Referring to Justice for Myanmar’s 185-page report, Maung told VOA that it is “largely based on open-source research, utilizing government documents, organization websites, social media and junta propaganda, as well as some leaked documents. The research took place through the last half of 2022.”


When asked by VOA about any response from the governments or organizations mentioned in the report, Maung said, “where an organization has responded we have added a note at the bottom of each case study.”


The report includes 18 detailed case studies and provides clear recommendations for what Justice for Myanmar believes must be done to prevent the junta from gaining more funds, resources and power.


In a press briefing by Justice for Myanmar on Wednesday, Maung said, “It has been two years since the Myanmar military’s attempted coup. Over 2,700 people have been killed and more than 13,600 people are still detained.


“The junta is waging a scorched-earth campaign against the people of Myanmar, carrying out indiscriminate airstrikes and shelling, and has caused a humanitarian catastrophe with more than 1.1 million displaced.”


In her statement to VOA, Maung said, “We want to see an end to governments and organizations providing support to the illegal Myanmar junta, whether by legitimizing them through invites to meetings and trainings, or financial support through business.”
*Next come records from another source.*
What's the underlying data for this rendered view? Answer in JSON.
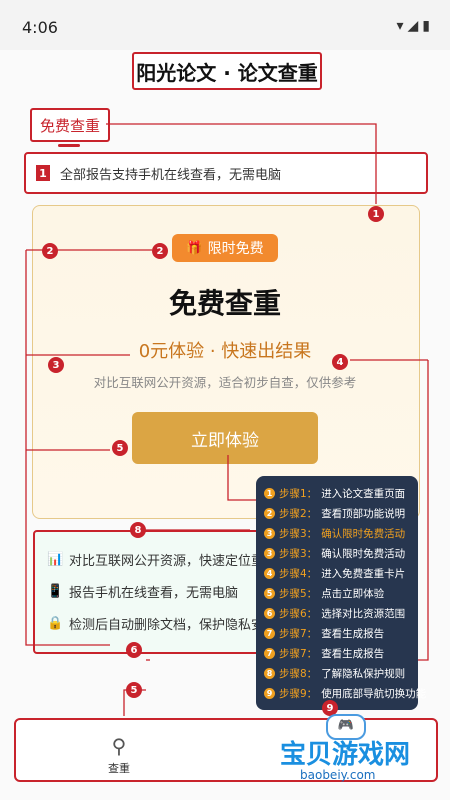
{
  "status_bar": {
    "time": "4:06",
    "icons": "▾◢▮"
  },
  "page_title": "阳光论文 · 论文查重",
  "tab": {
    "label": "免费查重"
  },
  "notice": {
    "number": "1",
    "text": "全部报告支持手机在线查看，无需电脑"
  },
  "card": {
    "badge": "限时免费",
    "badge_icon": "gift-icon",
    "title": "免费查重",
    "subtitle": "0元体验 · 快速出结果",
    "description": "对比互联网公开资源，适合初步自查，仅供参考",
    "cta": "立即体验"
  },
  "features": [
    {
      "icon": "📊",
      "text": "对比互联网公开资源，快速定位重复内容"
    },
    {
      "icon": "📱",
      "text": "报告手机在线查看，无需电脑"
    },
    {
      "icon": "🔒",
      "text": "检测后自动删除文档，保护隐私安全"
    }
  ],
  "steps": [
    {
      "n": "1",
      "label": "步骤1：",
      "text": "进入论文查重页面"
    },
    {
      "n": "2",
      "label": "步骤2：",
      "text": "查看顶部功能说明"
    },
    {
      "n": "3",
      "label": "步骤3：",
      "text": "确认限时免费活动"
    },
    {
      "n": "3",
      "label": "步骤3：",
      "text": "确认限时免费活动"
    },
    {
      "n": "4",
      "label": "步骤4：",
      "text": "进入免费查重卡片"
    },
    {
      "n": "5",
      "label": "步骤5：",
      "text": "点击立即体验"
    },
    {
      "n": "6",
      "label": "步骤6：",
      "text": "选择对比资源范围"
    },
    {
      "n": "7",
      "label": "步骤7：",
      "text": "查看生成报告"
    },
    {
      "n": "7",
      "label": "步骤7：",
      "text": "查看生成报告"
    },
    {
      "n": "8",
      "label": "步骤8：",
      "text": "了解隐私保护规则"
    },
    {
      "n": "9",
      "label": "步骤9：",
      "text": "使用底部导航切换功能"
    }
  ],
  "markers": [
    "1",
    "2",
    "2",
    "3",
    "4",
    "5",
    "8",
    "6",
    "5",
    "9"
  ],
  "bottom_nav": {
    "search_label": "查重"
  },
  "watermark": {
    "text": "宝贝游戏网",
    "url": "baobeiy.com"
  },
  "colors": {
    "accent_red": "#c8232c",
    "cta_gold": "#dba544",
    "badge_orange": "#f28a2e",
    "steps_bg": "#27364f"
  }
}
“It’s time for the international community to step up and stand with the people of Myanmar by cutting support to the junta and by recognizing the NUG as the legitimate government of Myanmar.”


Source: Voice of America